Sen. Tom Harkin (D-Iowa), in a floor speech Monday, called for expanding electric and natural gas vehicles legislation slated to come up for a procedural vote during the lame-duck session to encourage the use of ethanol. While he said he would vote for cloture on the bill, he warned that he would oppose the bill on a final vote if provisions to encourage biofuels are not added.
Harkin’s comments are certain to rankle environmentalists and many in the oil industry, who have criticized a recent decision by the Environmental Protection Agency to allow higher blends of ethanol in newer vehicles, citing greenhouse gas concerns and ethanol’s impact on engines.
“What’s missing from this bill is any mention of biofuels and what biofuels can contribute to our energy independence in this country,” Harkin, one of the most outspoken proponents of biofuels, said on the Senate floor Monday.

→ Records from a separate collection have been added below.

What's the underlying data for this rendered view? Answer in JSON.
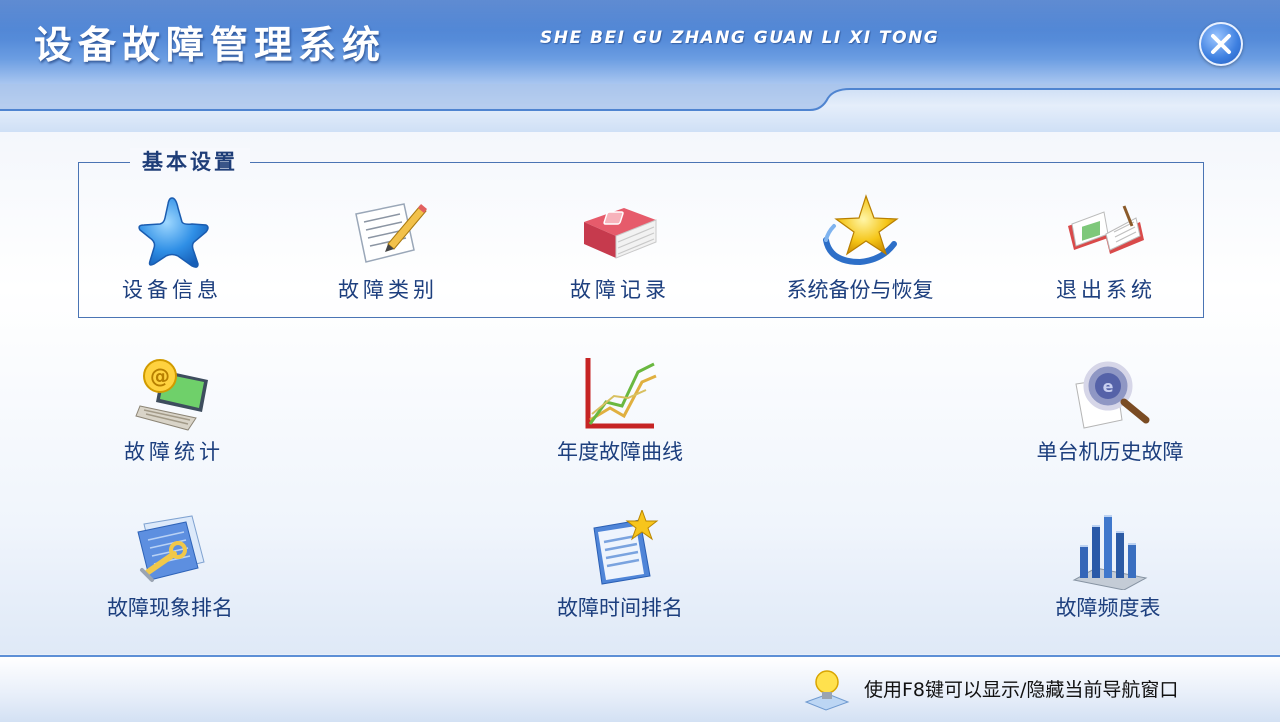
{
  "header": {
    "title": "设备故障管理系统",
    "subtitle": "SHE BEI GU ZHANG GUAN LI XI TONG"
  },
  "basic_settings": {
    "title": "基本设置",
    "items": [
      {
        "label": "设备信息",
        "icon": "blue-star-icon"
      },
      {
        "label": "故障类别",
        "icon": "notepad-pencil-icon"
      },
      {
        "label": "故障记录",
        "icon": "record-book-icon"
      },
      {
        "label": "系统备份与恢复",
        "icon": "gold-star-orbit-icon"
      },
      {
        "label": "退出系统",
        "icon": "open-book-icon"
      }
    ]
  },
  "modules": [
    {
      "label": "故障统计",
      "icon": "laptop-email-icon"
    },
    {
      "label": "年度故障曲线",
      "icon": "line-chart-icon"
    },
    {
      "label": "单台机历史故障",
      "icon": "magnifier-icon"
    },
    {
      "label": "故障现象排名",
      "icon": "wrench-document-icon"
    },
    {
      "label": "故障时间排名",
      "icon": "starred-document-icon"
    },
    {
      "label": "故障频度表",
      "icon": "bar-chart-icon"
    }
  ],
  "status": {
    "hint": "使用F8键可以显示/隐藏当前导航窗口",
    "icon": "lightbulb-icon"
  },
  "colors": {
    "header_blue": "#3c72c8",
    "label_blue": "#1d3f7e",
    "accent_border": "#4a74b4"
  }
}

So, while I most certainly will vote for a motion to proceed because I think we should proceed to it, I’ll say at the outset that major changes will need to be made to this bill before it can earn my support on final passage.
Harkin also argued that expanding ethanol use would be cheaper than encouraging natural gas vehicles because it would require fewer infrastructure investments.
But natural gas, every station would have to put in a big compressed tank under a lot of pressure. That would then have to be transferred to a compressed tank, a very strong tank in your car. There would have to be some sort of nozzle to do that. It wouldn’t just be having to put gasoline in an engine. So a whole new infrastructure would have to be built to accomplish this. No new infrastructure would have to be built to put biofuels in your car.
Harkin specifically called for provisions in the bill that would increase the number of flex-fuel vehicles and expand the number of biofuels fueling stations and pipelines.